» ACTIVITY
All of the data that follows should be retyped exactly as it appears.

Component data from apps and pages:
□ □ □

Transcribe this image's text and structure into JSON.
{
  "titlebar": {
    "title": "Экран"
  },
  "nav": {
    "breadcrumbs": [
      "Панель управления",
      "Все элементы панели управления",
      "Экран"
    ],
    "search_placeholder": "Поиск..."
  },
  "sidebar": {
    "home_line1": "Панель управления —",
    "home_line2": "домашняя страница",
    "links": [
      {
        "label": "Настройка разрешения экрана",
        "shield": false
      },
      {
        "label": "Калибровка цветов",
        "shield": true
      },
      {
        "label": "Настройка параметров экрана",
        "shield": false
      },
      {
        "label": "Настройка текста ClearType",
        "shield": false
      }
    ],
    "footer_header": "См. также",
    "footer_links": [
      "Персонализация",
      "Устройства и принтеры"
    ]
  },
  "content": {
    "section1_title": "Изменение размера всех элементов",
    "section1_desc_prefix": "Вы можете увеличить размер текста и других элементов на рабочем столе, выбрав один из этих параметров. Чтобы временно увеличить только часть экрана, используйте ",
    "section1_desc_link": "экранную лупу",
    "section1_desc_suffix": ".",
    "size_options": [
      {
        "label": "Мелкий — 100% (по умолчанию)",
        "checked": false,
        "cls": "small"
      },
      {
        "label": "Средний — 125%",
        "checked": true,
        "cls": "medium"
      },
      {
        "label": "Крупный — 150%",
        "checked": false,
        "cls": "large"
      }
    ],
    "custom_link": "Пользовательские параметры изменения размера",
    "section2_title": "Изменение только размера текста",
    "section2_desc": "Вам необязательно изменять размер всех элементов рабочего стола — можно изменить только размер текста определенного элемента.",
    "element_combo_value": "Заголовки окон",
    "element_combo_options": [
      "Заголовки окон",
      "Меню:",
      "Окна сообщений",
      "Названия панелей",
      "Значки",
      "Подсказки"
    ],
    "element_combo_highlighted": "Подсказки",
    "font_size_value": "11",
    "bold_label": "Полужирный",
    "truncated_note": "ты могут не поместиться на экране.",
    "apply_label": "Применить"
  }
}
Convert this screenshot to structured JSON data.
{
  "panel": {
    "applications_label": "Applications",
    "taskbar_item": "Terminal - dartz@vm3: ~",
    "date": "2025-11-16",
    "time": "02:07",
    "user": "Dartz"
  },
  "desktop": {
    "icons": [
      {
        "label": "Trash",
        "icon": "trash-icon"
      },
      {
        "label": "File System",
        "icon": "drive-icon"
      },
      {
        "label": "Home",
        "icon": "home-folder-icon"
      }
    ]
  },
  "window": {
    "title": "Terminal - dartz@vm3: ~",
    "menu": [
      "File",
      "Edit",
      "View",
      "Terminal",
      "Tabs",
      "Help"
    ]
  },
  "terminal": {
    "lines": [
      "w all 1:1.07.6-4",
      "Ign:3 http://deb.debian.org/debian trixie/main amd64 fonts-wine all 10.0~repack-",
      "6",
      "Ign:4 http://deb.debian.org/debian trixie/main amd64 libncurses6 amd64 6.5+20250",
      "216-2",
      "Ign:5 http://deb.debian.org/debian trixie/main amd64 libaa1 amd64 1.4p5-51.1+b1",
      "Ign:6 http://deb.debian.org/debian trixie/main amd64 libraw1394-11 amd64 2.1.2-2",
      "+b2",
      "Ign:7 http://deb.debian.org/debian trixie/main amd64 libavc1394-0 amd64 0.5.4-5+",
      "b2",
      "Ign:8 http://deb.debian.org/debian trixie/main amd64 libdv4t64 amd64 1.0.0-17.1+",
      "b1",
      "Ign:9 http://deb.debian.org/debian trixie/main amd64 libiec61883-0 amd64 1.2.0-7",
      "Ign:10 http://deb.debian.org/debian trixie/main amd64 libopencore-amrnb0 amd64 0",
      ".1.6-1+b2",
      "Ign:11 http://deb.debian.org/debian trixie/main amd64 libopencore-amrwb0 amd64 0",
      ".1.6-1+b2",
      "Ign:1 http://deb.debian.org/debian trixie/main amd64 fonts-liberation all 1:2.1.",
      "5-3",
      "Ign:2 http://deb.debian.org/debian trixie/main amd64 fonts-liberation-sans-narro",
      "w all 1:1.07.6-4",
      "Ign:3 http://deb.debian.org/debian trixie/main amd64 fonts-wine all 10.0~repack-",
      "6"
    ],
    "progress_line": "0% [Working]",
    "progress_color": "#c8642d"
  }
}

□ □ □

» OUTPUT OF THE EXERCISE
Transcribe this image's text and structure into JSON.
{
  "titlebar": {
    "title": "Экран"
  },
  "nav": {
    "breadcrumbs": [
      "Панель управления",
      "Все элементы панели управления",
      "Экран"
    ],
    "search_placeholder": "Поиск..."
  },
  "sidebar": {
    "home_line1": "Панель управления —",
    "home_line2": "домашняя страница",
    "links": [
      {
        "label": "Настройка разрешения экрана",
        "shield": false
      },
      {
        "label": "Калибровка цветов",
        "shield": true
      },
      {
        "label": "Настройка параметров экрана",
        "shield": false
      },
      {
        "label": "Настройка текста ClearType",
        "shield": false
      }
    ],
    "footer_header": "См. также",
    "footer_links": [
      "Персонализация",
      "Устройства и принтеры"
    ]
  },
  "content": {
    "section1_title": "Изменение размера всех элементов",
    "section1_desc_prefix": "Вы можете увеличить размер текста и других элементов на рабочем столе, выбрав один из этих параметров. Чтобы временно увеличить только часть экрана, используйте ",
    "section1_desc_link": "экранную лупу",
    "section1_desc_suffix": ".",
    "size_options": [
      {
        "label": "Мелкий — 100% (по умолчанию)",
        "checked": false,
        "cls": "small"
      },
      {
        "label": "Средний — 125%",
        "checked": true,
        "cls": "medium"
      },
      {
        "label": "Крупный — 150%",
        "checked": false,
        "cls": "large"
      }
    ],
    "custom_link": "Пользовательские параметры изменения размера",
    "section2_title": "Изменение только размера текста",
    "section2_desc": "Вам необязательно изменять размер всех элементов рабочего стола — можно изменить только размер текста определенного элемента.",
    "element_combo_value": "Заголовки окон",
    "element_combo_options": [
      "Заголовки окон",
      "Меню:",
      "Окна сообщений",
      "Названия панелей",
      "Значки",
      "Подсказки"
    ],
    "element_combo_highlighted": "Подсказки",
    "font_size_value": "11",
    "bold_label": "Полужирный",
    "truncated_note": "ты могут не поместиться на экране.",
    "apply_label": "Применить"
  }
}
Convert this screenshot to structured JSON data.
{
  "panel": {
    "applications_label": "Applications",
    "taskbar_item": "Terminal - dartz@vm3: ~",
    "date": "2025-11-16",
    "time": "02:07",
    "user": "Dartz"
  },
  "desktop": {
    "icons": [
      {
        "label": "Trash",
        "icon": "trash-icon"
      },
      {
        "label": "File System",
        "icon": "drive-icon"
      },
      {
        "label": "Home",
        "icon": "home-folder-icon"
      }
    ]
  },
  "window": {
    "title": "Terminal - dartz@vm3: ~",
    "menu": [
      "File",
      "Edit",
      "View",
      "Terminal",
      "Tabs",
      "Help"
    ]
  },
  "terminal": {
    "lines": [
      "w all 1:1.07.6-4",
      "Ign:3 http://deb.debian.org/debian trixie/main amd64 fonts-wine all 10.0~repack-",
      "6",
      "Ign:4 http://deb.debian.org/debian trixie/main amd64 libncurses6 amd64 6.5+20250",
      "216-2",
      "Ign:5 http://deb.debian.org/debian trixie/main amd64 libaa1 amd64 1.4p5-51.1+b1",
      "Ign:6 http://deb.debian.org/debian trixie/main amd64 libraw1394-11 amd64 2.1.2-2",
      "+b2",
      "Ign:7 http://deb.debian.org/debian trixie/main amd64 libavc1394-0 amd64 0.5.4-5+",
      "b2",
      "Ign:8 http://deb.debian.org/debian trixie/main amd64 libdv4t64 amd64 1.0.0-17.1+",
      "b1",
      "Ign:9 http://deb.debian.org/debian trixie/main amd64 libiec61883-0 amd64 1.2.0-7",
      "Ign:10 http://deb.debian.org/debian trixie/main amd64 libopencore-amrnb0 amd64 0",
      ".1.6-1+b2",
      "Ign:11 http://deb.debian.org/debian trixie/main amd64 libopencore-amrwb0 amd64 0",
      ".1.6-1+b2",
      "Ign:1 http://deb.debian.org/debian trixie/main amd64 fonts-liberation all 1:2.1.",
      "5-3",
      "Ign:2 http://deb.debian.org/debian trixie/main amd64 fonts-liberation-sans-narro",
      "w all 1:1.07.6-4",
      "Ign:3 http://deb.debian.org/debian trixie/main amd64 fonts-wine all 10.0~repack-",
      "6"
    ],
    "progress_line": "0% [Working]",
    "progress_color": "#c8642d"
  }
}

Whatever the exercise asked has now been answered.